### WHAT YOU NEED TO DO
How many lines in the records below contain "Driveways"? Answer with the number alone.

START EXERCISE INPUTS

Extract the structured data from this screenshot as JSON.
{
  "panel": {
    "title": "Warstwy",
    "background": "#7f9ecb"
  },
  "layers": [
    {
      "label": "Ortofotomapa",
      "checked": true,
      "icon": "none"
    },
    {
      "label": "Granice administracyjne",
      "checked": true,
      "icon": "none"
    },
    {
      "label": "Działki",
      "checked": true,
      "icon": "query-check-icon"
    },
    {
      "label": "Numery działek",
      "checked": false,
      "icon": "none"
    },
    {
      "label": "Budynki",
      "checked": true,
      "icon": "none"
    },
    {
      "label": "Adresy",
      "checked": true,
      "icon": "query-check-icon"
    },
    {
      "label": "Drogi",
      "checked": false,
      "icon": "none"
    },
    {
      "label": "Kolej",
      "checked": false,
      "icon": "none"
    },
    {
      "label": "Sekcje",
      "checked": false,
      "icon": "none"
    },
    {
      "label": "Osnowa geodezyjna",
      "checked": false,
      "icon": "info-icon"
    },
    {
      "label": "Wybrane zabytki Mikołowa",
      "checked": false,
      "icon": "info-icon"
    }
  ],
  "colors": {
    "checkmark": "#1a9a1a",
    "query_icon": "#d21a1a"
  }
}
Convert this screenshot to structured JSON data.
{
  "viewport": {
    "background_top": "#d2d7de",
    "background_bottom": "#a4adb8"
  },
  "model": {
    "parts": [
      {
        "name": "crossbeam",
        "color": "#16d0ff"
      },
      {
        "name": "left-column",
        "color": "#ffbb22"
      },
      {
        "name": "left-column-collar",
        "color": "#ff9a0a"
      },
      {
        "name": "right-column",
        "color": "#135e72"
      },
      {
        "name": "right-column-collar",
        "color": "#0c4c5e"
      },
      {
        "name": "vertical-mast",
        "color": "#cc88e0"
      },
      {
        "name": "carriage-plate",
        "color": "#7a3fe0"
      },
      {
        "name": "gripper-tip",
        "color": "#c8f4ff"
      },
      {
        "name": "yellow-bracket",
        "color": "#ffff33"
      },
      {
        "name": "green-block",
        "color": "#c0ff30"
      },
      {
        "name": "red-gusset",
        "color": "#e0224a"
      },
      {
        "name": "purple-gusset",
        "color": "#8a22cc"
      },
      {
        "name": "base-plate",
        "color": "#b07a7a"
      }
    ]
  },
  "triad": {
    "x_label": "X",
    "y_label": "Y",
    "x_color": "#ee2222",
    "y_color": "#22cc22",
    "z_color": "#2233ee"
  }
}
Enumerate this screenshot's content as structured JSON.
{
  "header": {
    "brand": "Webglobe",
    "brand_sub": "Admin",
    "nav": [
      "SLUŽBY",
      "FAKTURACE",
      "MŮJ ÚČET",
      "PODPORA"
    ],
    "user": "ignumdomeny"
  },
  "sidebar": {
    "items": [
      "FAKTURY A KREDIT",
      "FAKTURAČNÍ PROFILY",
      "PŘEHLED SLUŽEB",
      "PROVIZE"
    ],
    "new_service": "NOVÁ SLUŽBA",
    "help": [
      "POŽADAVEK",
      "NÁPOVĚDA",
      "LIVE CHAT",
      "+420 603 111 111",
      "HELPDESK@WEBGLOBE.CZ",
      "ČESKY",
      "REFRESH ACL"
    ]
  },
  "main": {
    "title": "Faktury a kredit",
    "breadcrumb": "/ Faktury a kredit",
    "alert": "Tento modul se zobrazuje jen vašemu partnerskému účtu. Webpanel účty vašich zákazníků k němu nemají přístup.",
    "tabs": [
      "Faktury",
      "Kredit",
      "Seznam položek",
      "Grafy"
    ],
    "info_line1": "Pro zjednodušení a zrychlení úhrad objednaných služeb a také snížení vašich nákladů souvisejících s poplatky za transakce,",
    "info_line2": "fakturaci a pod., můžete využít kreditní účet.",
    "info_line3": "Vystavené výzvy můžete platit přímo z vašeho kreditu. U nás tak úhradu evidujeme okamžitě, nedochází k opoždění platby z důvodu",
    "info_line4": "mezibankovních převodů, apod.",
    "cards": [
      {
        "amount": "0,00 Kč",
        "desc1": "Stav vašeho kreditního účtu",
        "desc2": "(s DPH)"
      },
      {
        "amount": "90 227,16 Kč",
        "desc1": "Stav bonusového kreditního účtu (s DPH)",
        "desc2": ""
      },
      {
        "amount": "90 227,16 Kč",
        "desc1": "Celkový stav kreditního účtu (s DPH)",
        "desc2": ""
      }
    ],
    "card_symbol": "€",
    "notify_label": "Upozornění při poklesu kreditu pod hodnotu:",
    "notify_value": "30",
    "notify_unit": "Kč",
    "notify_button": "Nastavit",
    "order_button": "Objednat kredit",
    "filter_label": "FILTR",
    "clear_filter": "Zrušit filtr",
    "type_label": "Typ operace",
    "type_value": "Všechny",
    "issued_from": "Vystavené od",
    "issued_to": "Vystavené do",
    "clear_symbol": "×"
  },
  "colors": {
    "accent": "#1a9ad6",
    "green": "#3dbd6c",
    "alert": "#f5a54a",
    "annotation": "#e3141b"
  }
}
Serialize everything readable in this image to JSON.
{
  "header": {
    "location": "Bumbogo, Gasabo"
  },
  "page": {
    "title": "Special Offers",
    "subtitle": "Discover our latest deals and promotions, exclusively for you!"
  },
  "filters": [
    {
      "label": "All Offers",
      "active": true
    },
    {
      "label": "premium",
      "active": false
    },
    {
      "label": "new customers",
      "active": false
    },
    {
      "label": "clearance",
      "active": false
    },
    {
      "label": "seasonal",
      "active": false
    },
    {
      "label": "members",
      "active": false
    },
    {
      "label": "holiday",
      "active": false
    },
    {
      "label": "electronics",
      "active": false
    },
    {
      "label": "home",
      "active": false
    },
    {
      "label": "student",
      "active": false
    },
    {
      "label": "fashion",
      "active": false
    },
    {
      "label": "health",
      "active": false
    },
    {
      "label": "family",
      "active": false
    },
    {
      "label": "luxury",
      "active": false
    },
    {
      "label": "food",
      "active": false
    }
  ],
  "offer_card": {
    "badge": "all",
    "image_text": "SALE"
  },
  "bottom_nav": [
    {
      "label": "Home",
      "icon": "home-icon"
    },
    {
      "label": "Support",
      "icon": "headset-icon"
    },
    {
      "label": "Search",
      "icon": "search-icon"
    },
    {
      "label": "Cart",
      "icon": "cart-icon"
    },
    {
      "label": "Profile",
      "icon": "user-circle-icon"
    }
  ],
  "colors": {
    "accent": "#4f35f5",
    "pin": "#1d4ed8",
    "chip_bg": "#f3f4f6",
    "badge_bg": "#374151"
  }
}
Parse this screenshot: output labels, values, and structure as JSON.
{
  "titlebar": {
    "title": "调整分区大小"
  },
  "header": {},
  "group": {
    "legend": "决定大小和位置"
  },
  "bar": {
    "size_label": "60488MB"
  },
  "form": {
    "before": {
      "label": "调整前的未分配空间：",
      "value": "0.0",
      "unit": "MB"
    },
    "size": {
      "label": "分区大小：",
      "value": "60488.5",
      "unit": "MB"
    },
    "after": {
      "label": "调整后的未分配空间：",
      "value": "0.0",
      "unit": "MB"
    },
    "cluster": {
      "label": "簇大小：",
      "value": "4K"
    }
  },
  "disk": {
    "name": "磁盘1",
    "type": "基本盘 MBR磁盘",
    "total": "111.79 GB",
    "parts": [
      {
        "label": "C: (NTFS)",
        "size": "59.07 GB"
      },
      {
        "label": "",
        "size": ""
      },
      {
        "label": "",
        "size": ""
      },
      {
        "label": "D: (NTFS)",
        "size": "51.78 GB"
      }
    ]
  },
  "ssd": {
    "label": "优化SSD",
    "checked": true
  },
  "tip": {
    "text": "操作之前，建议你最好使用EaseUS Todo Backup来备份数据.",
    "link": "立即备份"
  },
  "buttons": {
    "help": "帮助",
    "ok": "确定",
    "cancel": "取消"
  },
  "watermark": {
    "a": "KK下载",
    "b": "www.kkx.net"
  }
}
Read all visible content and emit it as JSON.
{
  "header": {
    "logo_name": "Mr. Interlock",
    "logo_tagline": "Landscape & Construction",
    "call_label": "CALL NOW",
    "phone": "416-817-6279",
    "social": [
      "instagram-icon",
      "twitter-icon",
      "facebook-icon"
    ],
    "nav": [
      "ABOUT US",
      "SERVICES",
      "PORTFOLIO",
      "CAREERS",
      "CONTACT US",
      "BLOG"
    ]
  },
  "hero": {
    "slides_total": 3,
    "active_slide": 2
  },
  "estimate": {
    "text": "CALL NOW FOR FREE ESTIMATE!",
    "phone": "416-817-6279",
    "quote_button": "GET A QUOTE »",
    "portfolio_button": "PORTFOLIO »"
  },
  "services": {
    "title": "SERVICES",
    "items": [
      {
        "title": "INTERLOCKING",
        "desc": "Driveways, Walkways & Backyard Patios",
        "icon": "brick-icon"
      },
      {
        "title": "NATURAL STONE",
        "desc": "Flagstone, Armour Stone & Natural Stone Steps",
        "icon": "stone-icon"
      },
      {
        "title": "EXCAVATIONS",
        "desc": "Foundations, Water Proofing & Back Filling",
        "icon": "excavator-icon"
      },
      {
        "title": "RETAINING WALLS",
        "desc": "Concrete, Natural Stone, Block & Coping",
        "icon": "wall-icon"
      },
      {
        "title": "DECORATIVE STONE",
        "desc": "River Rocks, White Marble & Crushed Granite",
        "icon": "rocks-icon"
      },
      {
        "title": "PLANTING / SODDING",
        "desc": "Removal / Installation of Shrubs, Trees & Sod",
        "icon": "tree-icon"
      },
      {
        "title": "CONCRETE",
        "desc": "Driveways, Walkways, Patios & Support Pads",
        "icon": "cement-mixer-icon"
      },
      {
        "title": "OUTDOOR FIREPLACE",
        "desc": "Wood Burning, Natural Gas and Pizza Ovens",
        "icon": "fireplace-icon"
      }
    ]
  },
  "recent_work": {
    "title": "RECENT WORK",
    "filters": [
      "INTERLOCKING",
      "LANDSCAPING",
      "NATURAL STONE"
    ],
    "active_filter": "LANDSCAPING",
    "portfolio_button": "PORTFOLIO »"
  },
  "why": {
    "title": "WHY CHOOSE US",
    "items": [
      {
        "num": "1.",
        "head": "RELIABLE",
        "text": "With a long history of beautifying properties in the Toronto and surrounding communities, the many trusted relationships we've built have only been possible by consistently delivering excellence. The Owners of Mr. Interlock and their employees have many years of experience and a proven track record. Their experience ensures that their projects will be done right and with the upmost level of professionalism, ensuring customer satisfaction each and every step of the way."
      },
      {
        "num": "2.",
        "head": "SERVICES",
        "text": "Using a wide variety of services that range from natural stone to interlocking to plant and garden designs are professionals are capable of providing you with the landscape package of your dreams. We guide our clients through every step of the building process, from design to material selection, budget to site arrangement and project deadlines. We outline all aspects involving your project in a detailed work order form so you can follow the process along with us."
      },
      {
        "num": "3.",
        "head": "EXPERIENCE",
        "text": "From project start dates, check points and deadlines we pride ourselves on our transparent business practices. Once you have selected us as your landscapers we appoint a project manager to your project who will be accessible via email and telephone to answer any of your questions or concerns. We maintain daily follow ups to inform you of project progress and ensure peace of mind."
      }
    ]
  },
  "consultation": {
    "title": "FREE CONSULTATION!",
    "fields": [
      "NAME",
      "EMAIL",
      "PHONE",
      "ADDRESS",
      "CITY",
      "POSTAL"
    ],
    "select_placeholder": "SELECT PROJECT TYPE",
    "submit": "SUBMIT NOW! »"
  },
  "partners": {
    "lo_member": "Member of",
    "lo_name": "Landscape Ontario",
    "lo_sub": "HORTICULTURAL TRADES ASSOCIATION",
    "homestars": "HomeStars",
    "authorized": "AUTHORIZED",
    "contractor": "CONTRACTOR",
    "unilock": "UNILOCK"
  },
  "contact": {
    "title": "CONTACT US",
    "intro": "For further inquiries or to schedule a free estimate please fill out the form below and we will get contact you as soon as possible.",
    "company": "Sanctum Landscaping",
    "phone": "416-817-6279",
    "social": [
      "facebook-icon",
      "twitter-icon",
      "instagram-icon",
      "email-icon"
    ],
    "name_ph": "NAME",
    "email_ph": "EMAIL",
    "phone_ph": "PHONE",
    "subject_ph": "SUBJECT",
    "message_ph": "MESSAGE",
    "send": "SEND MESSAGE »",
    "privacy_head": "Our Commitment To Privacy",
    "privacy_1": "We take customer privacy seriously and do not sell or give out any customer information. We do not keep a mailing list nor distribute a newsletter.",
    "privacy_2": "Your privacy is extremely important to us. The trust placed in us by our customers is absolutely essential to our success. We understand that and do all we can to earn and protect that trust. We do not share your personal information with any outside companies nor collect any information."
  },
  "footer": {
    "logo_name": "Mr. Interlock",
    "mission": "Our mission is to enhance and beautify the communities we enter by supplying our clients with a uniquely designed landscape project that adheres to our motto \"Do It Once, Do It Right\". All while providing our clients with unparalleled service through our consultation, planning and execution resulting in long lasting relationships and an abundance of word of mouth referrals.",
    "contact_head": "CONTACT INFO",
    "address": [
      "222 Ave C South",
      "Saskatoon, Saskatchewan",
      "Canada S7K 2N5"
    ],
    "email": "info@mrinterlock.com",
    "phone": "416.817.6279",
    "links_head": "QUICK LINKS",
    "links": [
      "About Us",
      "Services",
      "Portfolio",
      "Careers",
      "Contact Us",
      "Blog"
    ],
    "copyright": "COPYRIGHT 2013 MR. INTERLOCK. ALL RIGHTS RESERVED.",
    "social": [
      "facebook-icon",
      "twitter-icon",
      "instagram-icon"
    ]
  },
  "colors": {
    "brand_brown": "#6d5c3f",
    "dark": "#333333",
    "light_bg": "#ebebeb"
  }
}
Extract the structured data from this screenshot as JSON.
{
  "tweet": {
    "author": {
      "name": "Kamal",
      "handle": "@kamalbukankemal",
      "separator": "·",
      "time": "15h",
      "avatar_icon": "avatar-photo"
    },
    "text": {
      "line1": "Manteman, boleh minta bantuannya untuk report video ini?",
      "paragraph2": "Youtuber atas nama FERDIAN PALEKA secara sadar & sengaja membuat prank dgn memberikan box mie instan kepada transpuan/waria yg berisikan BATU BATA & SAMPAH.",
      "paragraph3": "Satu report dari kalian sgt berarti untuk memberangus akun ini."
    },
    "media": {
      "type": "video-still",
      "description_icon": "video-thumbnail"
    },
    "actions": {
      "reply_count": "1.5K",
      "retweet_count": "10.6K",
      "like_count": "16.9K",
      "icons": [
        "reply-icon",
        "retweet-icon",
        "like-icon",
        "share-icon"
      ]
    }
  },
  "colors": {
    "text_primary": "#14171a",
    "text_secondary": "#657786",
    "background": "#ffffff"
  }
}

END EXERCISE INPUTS

### RESULT OF THIS EXERCISE
2